I am not backing him for federal —  or even state — office, but to serve as one of five councilors here in West Hollywood.  He has experienced both on a personal level — and in conversations with friends and associates — just how the incumbents have failed local small business owners.  Mito Aviles has seen the increasing numbers of shuttered storefronts along our main commercial thoroughfare, Santa Monica Boulevard, and recounts local entrepreneurs’ tales of woe as busybody city officials seek to enforce gratuitous ordinances and collect exorbitant fees.  One entrepreneur was fined for trying to put his name on a storefront.  Others were cited for covering more than 25% of his display window.  (Just how do they measure that, I wonder?  Does it count as covering if they use translucent lettering?)

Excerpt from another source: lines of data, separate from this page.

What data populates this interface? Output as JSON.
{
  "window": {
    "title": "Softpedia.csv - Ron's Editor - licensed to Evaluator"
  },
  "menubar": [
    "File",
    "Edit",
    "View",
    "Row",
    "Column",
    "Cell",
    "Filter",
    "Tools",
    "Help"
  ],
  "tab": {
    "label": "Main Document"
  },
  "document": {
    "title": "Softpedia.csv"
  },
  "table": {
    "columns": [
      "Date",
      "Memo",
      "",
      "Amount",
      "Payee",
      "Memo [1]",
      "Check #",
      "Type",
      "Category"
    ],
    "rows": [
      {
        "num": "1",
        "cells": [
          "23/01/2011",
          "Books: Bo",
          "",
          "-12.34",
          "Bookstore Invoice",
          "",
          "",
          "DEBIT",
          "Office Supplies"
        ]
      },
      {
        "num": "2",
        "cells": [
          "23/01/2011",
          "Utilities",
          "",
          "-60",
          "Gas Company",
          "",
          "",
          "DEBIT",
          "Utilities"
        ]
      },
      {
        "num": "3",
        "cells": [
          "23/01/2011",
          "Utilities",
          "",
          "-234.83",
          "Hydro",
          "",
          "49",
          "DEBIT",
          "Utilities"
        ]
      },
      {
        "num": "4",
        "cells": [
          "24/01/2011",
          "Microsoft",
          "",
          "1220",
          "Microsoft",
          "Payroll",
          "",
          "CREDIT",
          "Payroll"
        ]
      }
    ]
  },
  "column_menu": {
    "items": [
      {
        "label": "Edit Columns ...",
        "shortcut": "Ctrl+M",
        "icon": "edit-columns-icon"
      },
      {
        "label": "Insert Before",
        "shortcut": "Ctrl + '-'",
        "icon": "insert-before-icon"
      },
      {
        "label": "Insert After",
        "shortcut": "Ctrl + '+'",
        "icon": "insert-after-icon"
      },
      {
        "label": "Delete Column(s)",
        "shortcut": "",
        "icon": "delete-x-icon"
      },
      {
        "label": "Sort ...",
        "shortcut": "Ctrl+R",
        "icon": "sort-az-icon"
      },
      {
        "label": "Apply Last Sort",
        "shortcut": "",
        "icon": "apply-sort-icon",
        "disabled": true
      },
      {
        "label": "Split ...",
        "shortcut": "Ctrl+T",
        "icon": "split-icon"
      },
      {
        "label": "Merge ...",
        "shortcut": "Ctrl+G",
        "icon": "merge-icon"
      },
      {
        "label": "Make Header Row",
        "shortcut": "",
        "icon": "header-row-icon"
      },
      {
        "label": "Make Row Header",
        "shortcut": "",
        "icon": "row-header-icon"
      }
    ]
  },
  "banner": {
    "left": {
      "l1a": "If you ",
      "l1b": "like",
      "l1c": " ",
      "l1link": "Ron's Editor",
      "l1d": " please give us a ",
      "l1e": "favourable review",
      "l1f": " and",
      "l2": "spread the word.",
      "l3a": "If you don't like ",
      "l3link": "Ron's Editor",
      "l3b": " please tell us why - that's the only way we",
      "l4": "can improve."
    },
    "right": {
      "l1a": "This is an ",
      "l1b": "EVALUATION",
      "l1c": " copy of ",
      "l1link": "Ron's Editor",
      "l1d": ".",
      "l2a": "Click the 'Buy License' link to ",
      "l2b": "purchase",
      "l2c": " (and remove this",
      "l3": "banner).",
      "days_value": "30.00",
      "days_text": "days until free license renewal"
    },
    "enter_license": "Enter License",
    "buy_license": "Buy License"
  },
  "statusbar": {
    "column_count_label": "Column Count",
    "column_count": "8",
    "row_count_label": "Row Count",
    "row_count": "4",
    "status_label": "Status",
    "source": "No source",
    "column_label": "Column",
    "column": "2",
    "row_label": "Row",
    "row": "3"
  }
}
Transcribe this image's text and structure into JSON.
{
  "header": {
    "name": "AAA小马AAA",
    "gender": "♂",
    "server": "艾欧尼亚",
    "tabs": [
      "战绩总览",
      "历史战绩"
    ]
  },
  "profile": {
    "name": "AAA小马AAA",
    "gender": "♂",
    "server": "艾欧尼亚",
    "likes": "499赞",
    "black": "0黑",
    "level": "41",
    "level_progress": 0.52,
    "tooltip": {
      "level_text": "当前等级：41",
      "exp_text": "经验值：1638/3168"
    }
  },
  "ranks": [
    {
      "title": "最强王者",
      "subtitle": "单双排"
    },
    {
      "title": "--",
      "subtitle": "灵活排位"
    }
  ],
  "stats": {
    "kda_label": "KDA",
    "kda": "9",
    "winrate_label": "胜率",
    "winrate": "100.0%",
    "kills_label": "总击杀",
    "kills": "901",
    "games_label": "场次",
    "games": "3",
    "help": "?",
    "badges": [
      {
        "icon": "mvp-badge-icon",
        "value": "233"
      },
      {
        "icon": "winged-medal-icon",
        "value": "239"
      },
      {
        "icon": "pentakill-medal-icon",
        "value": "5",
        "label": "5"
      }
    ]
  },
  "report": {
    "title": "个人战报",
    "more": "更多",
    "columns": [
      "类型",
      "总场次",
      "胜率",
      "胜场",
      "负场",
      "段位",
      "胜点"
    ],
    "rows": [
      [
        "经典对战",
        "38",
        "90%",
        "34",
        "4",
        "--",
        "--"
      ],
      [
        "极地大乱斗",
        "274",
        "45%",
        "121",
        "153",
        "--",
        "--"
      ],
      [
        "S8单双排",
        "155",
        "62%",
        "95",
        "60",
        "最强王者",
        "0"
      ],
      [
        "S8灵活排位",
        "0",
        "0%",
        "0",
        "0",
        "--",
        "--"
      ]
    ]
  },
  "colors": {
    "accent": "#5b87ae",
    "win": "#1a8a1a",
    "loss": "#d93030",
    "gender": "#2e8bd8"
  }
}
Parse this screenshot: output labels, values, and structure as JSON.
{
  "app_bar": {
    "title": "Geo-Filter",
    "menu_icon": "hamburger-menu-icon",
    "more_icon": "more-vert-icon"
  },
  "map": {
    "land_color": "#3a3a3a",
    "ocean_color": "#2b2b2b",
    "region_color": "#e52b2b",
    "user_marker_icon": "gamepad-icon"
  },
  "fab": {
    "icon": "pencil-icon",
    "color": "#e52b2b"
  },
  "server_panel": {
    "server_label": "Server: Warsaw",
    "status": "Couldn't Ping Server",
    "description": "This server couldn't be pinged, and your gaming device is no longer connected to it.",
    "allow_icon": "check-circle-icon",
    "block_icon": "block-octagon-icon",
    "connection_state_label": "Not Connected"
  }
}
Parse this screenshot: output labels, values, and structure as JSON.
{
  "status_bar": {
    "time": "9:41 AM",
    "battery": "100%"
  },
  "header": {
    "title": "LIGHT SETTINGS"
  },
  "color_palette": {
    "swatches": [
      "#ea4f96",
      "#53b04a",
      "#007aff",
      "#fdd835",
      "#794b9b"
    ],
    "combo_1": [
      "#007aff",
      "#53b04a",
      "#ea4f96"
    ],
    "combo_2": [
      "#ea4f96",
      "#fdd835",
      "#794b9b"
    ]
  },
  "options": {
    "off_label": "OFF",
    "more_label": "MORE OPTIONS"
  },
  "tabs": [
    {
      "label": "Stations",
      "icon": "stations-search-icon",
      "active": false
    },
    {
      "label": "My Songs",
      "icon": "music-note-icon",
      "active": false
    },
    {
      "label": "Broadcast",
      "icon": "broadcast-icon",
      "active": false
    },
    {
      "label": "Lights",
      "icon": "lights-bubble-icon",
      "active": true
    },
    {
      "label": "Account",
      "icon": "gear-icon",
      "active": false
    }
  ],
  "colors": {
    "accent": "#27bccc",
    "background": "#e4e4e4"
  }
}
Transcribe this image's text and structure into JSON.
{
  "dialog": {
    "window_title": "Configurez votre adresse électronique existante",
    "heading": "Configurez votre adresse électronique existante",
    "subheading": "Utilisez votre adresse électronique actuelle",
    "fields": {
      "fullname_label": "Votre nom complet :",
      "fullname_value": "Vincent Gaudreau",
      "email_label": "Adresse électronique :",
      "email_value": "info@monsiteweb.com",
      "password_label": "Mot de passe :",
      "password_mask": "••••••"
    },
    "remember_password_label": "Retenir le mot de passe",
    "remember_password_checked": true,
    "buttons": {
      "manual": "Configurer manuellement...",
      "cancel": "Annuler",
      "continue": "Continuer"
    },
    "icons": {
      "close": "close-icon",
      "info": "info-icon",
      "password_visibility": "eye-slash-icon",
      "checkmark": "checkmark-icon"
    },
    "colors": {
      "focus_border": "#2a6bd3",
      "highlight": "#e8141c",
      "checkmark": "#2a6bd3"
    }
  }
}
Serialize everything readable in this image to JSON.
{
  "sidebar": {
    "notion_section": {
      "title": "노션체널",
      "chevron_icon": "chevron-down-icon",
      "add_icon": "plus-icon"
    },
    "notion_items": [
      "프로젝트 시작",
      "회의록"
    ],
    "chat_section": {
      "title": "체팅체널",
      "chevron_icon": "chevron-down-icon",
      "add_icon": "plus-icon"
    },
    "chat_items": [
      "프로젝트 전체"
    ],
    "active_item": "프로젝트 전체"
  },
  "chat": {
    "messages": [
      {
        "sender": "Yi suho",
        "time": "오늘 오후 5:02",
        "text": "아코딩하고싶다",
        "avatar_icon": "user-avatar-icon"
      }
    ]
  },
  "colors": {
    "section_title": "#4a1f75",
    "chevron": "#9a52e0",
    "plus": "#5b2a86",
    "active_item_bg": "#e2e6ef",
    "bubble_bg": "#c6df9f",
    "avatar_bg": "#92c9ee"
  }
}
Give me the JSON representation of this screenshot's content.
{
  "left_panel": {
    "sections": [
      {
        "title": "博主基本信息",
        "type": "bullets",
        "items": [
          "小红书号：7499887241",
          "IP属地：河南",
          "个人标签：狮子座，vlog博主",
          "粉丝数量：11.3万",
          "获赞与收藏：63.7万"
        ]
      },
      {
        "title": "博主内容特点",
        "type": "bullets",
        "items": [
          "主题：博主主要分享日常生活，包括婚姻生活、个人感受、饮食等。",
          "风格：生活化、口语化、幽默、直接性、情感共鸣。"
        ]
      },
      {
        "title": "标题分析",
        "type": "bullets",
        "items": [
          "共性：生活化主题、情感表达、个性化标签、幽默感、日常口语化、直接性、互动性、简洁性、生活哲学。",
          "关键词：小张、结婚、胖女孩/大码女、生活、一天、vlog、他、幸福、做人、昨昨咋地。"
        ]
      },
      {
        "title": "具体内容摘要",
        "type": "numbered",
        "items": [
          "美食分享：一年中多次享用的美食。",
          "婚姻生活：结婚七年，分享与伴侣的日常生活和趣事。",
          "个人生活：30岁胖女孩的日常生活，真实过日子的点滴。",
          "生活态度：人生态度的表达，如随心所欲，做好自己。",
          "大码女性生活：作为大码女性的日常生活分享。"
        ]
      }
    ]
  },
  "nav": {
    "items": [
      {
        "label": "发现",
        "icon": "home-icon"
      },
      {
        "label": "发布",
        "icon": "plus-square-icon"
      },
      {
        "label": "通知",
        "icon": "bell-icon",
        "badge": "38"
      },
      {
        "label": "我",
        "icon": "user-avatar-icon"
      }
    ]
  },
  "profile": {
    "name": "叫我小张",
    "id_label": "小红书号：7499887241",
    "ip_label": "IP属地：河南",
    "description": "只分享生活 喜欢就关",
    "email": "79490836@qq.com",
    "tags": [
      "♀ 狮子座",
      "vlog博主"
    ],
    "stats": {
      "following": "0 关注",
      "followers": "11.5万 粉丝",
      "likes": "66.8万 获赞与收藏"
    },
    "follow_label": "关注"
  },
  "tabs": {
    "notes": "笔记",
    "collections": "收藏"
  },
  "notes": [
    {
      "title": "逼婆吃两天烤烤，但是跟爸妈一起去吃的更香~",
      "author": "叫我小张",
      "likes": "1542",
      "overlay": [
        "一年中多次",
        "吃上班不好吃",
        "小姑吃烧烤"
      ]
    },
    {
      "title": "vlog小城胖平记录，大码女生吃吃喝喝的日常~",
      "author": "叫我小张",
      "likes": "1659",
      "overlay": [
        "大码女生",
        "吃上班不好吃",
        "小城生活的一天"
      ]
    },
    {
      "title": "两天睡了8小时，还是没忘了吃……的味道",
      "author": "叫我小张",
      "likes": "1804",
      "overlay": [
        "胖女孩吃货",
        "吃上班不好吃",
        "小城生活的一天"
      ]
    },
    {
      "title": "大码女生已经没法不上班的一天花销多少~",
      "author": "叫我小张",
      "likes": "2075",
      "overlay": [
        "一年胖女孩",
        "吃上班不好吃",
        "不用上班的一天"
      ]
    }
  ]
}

In West Hollywood, Mito laments, you “can’t have creative signage.”   Or sandwich boards.  He points out that process of getting permits approved takes far too long, saying that it shouldn’t take three or six months for such approval and asking why the city puts up so many “roadblocks for small business.”  He wants to streamline the permit process to “make it more efficient so people aren’t turned off.”

His campaign, he told me, is “about fostering and promoting small business here in West Hollywood.” (more…)

Truant Wisconsin Democratic Senators Received Far Greater Percentage of Campaign Funds from Public Employee Unions than Governor Walker Received from Koch Brothers

According to John Hinderaker, the “$43,000 that the Koch Industries PAC contributed to Walker’s campaign represents one-tenth of 1 percent of the money that was spent on Wisconsin’s 2010 gubernatorial campaign.” (Via Instapundit.)

It seems that that one-tenth of one percent applies to the total amount spent on the 2010 campaign; the actual percentage of Walker’s total take is actually a bit higher.  According to the Wisconsin Democracy Campaign, “Republican Governor Scott Walker and running mate Rebecca Kleefisch . .  spent a combined $11.34 million” on their campaign.”  That means the Koch contribution of $43,000 was approximately 0.38% of their spending.

Public employee unions, however, gave a little more heavily to the Wisconsin Democratic Senators now resident in Illinois:

The 14 Wisconsin Democratic senators who fled to Illinois share more than just political sympathy with the public employees and unions targeted by Gov. Scott Walker’s budget-repair bill.

The Senate Democrats count on those in the public sector as a key funding source for their campaigns.

In fact, nearly one out of every five dollars raised by those Democratic senators in the past two election cycles came from public employees, such as teachers and firefighters, and their unions, a Journal Sentinel analysis of campaign records shows. . . .

According to records compiled by the Wisconsin Democracy Campaign, the 14 Senate Democrats have raised a total of $1.9 million in campaign dollars since the start of 2007. Out of that sum, public-employee unions and individual government workers contributed at least $344,000.

In truth, the figure may be even higher, but candidates don’t have to identify the occupations of those giving $100 or less.

The public-employee unions gave more money to the Democratic state senators than the Koch brothers gave to the Republican governor.  Wonder if the New York Times has any plans to run an article on these unions’ influence.

Let’s round that 0.38% up to 0.4%.  And to be fair, I did the math myself on the numbers provided above and found that public employee unions’ donations made up only 18% of the total Democratic state senators received, or proportionally 45 times as much as the Koch Brothers gave to Governor Walker.

Oh, and, just wondering, are those public employee unions chipping in for the Wisconsin Democrats’ Illinois expenses?